To buy or not to buy?

Have you ever spent money and wish you hadn’t?  Do you look at your bank account/investment account/retirement pot and think ‘there really should be more’?  Science tells us it may not be your fault.  The thing is, our brains only have a certain amount of computing power.  And when it comes to money we are wired to act irrationally.  That’s because when we spend money on something it is impossible for us to analyse rationally all the other things that we could have spent the money on, either today or in the future.  There are literally millions of other things we could have chosen to buy with that money, or we could have not spent it at all in that moment, and spent it on a million other things next week, next year, or next decade.  Confused? It’s called opportunity cost.  When we spend $100 on a new pair of shoes, we don’t have that $100 to spend on something else.  We can use money for so many different things, now and in the future, that it is very hard for us to see what we are giving up when we buy the shoes.  What we need to be able to do is work out how that $100 would give us the most amount of happiness, but the analysis is so complex our brains can’t come to a conclusion.  So what do we do?  We buy the shoes of course.

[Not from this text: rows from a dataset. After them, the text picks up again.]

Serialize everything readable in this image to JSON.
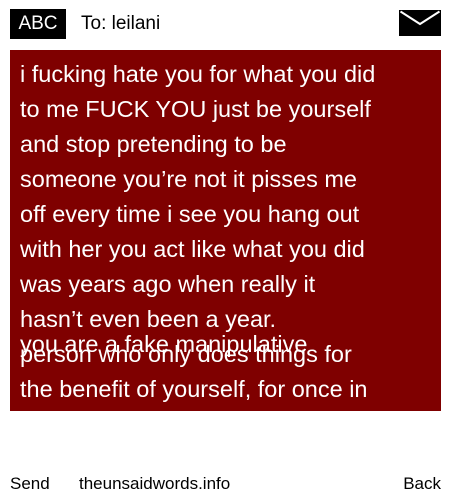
{
  "header": {
    "badge": "ABC",
    "recipient": "To: leilani",
    "icon": "envelope-icon"
  },
  "message": {
    "text_lines": "i fucking hate you for what you did\nto me FUCK YOU just be yourself\nand stop pretending to be\nsomeone you’re not it pisses me\noff every time i see you hang out\nwith her you act like what you did\nwas years ago when really it\nhasn’t even been a year.\nperson who only does things for\nthe benefit of yourself, for once in",
    "overlap_line": "you are a fake manipulative",
    "background": "#7f0000",
    "text_color": "#ffffff"
  },
  "footer": {
    "send": "Send",
    "site": "theunsaidwords.info",
    "back": "Back"
  }
}
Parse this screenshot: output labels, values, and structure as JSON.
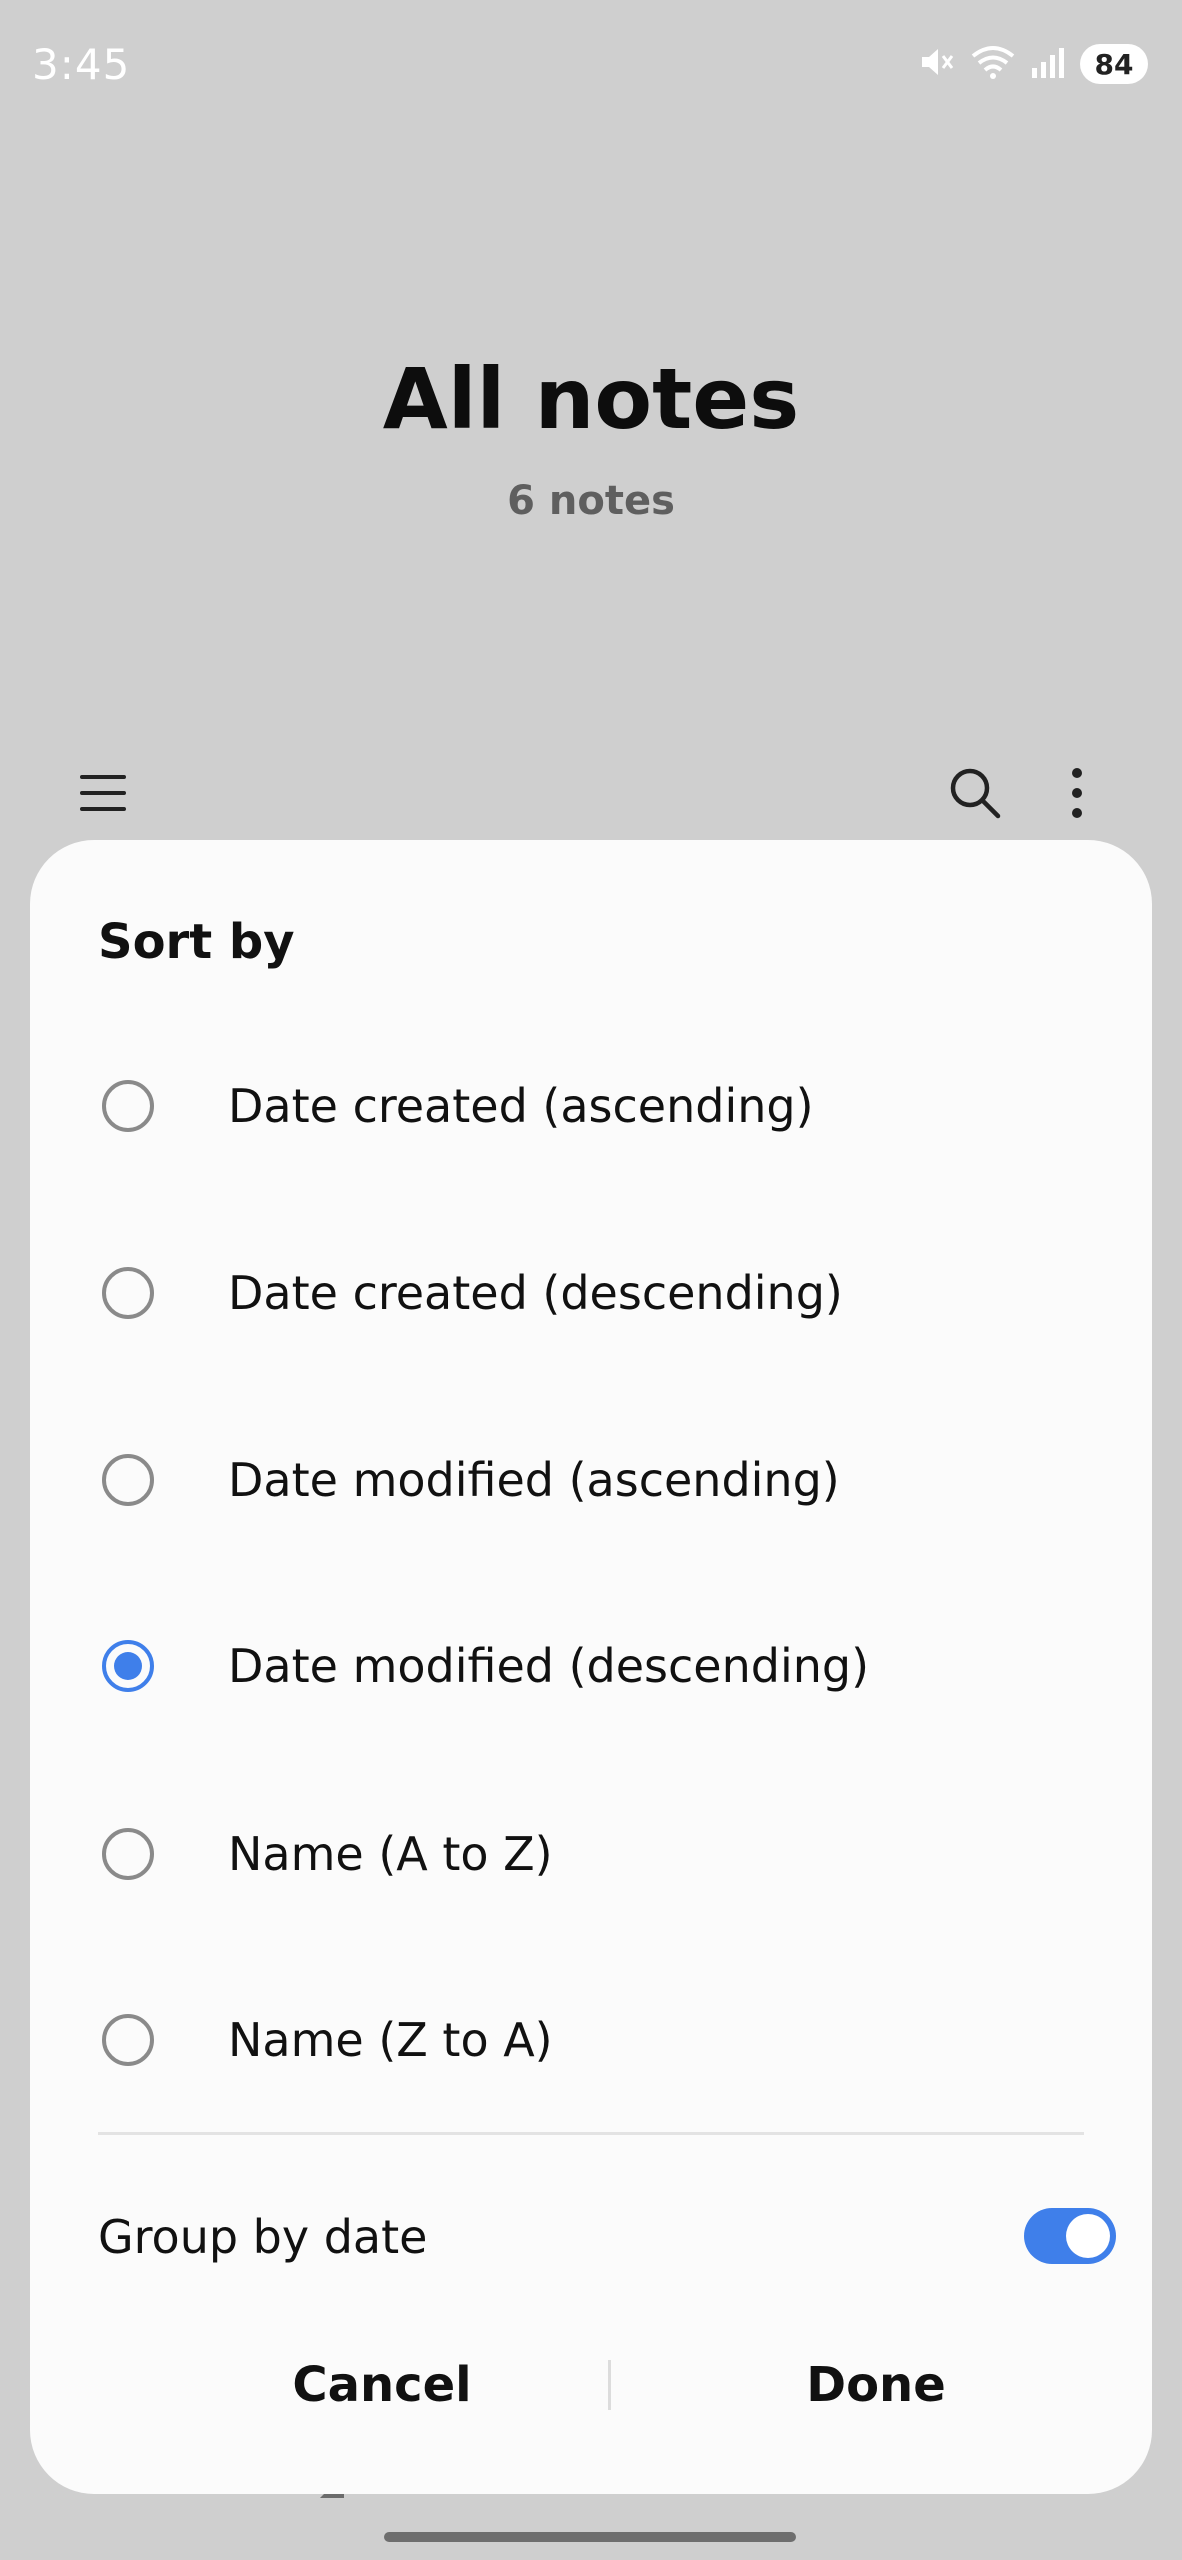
{
  "status_bar": {
    "time": "3:45",
    "battery": "84",
    "icons": [
      "mute-icon",
      "wifi-icon",
      "signal-icon",
      "battery-icon"
    ]
  },
  "header": {
    "title": "All notes",
    "subtitle": "6 notes"
  },
  "toolbar": {
    "icons": [
      "menu-icon",
      "search-icon",
      "more-options-icon"
    ]
  },
  "sort_dialog": {
    "title": "Sort by",
    "options": [
      {
        "label": "Date created (ascending)",
        "selected": false
      },
      {
        "label": "Date created (descending)",
        "selected": false
      },
      {
        "label": "Date modified (ascending)",
        "selected": false
      },
      {
        "label": "Date modified (descending)",
        "selected": true
      },
      {
        "label": "Name (A to Z)",
        "selected": false
      },
      {
        "label": "Name (Z to A)",
        "selected": false
      }
    ],
    "group_by_date": {
      "label": "Group by date",
      "enabled": true
    },
    "cancel_label": "Cancel",
    "done_label": "Done"
  },
  "colors": {
    "accent": "#3f7fea",
    "scrim_background": "#cfcfcf",
    "sheet_background": "#fbfbfb"
  }
}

Opportunity costs hit us in many parts of our life – it is the benefit we could have received if we had taken a different course of action.  If we hadn’t bought the shoes, we could have put the money in our investment account and seen it grow.  Sallie Krawcheck wrote a piece this week about opportunity costs in our career.

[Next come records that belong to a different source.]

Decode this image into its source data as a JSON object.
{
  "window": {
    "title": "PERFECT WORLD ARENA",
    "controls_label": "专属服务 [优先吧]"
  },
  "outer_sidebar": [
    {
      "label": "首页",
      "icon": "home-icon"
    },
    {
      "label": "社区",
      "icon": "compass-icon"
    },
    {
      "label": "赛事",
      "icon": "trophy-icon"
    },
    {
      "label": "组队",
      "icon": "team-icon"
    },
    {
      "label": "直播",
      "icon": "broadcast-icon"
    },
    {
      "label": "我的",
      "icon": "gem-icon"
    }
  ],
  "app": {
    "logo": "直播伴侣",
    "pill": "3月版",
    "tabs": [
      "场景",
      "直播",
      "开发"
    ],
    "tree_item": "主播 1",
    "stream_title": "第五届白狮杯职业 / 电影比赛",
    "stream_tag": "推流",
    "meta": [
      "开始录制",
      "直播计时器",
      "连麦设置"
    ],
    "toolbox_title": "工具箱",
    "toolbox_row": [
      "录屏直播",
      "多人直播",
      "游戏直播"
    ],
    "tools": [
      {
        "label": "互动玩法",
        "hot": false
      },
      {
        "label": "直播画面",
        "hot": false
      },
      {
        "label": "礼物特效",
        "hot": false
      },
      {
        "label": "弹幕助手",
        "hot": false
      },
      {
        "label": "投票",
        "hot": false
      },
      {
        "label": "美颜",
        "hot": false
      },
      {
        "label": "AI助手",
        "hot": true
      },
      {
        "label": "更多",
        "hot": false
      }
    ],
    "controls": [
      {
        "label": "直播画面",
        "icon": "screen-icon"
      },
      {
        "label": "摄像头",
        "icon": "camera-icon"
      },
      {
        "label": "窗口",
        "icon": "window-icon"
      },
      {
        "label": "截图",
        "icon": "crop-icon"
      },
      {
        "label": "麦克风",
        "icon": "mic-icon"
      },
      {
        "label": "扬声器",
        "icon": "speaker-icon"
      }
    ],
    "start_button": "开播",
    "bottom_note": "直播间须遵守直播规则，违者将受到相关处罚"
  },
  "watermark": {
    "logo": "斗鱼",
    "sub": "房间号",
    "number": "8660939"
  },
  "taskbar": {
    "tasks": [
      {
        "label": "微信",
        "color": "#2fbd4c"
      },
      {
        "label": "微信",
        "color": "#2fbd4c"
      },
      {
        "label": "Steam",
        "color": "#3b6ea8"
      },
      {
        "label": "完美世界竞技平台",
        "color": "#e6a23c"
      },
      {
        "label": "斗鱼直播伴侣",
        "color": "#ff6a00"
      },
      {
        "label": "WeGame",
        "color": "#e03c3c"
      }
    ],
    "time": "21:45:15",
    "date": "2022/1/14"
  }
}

Firstly, what is the opportunity cost of NOT asking for the raise?  The pay gap is real and it costs us A LOT over our careers.  I am not going to get into a discussion of why it exists or what we can do to close it, but not asking for a raise when you know you deserve one costs you way more than you think.  Perhaps millions, even many millions (think about what would have happened if you had asked for the raise, got it, and invested it).

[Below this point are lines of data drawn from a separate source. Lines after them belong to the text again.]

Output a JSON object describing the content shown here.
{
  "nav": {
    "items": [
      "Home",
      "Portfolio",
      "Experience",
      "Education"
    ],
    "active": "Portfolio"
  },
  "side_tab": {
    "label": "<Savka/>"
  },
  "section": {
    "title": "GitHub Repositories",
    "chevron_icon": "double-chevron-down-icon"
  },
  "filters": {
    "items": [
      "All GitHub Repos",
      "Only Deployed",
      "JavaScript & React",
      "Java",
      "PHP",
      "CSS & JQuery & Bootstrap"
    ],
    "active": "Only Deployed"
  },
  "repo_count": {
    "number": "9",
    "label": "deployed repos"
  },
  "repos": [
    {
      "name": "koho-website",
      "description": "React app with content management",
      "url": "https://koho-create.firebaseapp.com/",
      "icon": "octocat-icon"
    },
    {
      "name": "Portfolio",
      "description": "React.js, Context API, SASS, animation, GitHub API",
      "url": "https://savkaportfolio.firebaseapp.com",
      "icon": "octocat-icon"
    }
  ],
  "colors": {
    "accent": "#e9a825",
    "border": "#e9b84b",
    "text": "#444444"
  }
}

What about the opportunity cost of a career break?  I have written about that one before.  It’s huge.

And the one closest to my heart – the opportunity cost of NOT investing.  I know keeping your money in cash feels safe, I know that, I really do.  But it’s not safe because, although the figure in your bank account always looks the same, you are able to buy less and less with your money as each year goes by.  You are not maintaining your purchasing power because things around you are getting more and more expensive (in general) and your money is not growing in line with this inflation.

Let’s put some figures on it.  I love figures.  To take an easy number, let’s say you have $100,000 in cash, over and above what you need in your ‘emergency reserves’ (my advice is always to keep at least six months’ living expenses in cash).  You do nothing with your cash and leave it in the bank earning no interest.  In twenty years’ time, you still have $100,000.  Now here is the interesting part.  If the cost of living over that twenty years has doubled (about what has happened historically), then your money has halved.  It’s worth $50,000.  You still see $100,000, but you can only buy half as much stuff.  What would have happened if you had invested the money and earned a 7% return after inflation?  You would have almost $400,000.  So, $50,000 or almost $400,000.  That’s your opportunity cost over twenty years.

Growing your money is a pretty cool thing to do, but it doesn’t always feel comfortable.  That’s why I love to make the investing experience fun, and not in the least bit scary.  And I do that through knowledge.  When you understand why you are doing what you are doing, you move from fear to confidence.  You feel in control.

Sound good?  Drop me a line and let’s nail that opportunity cost.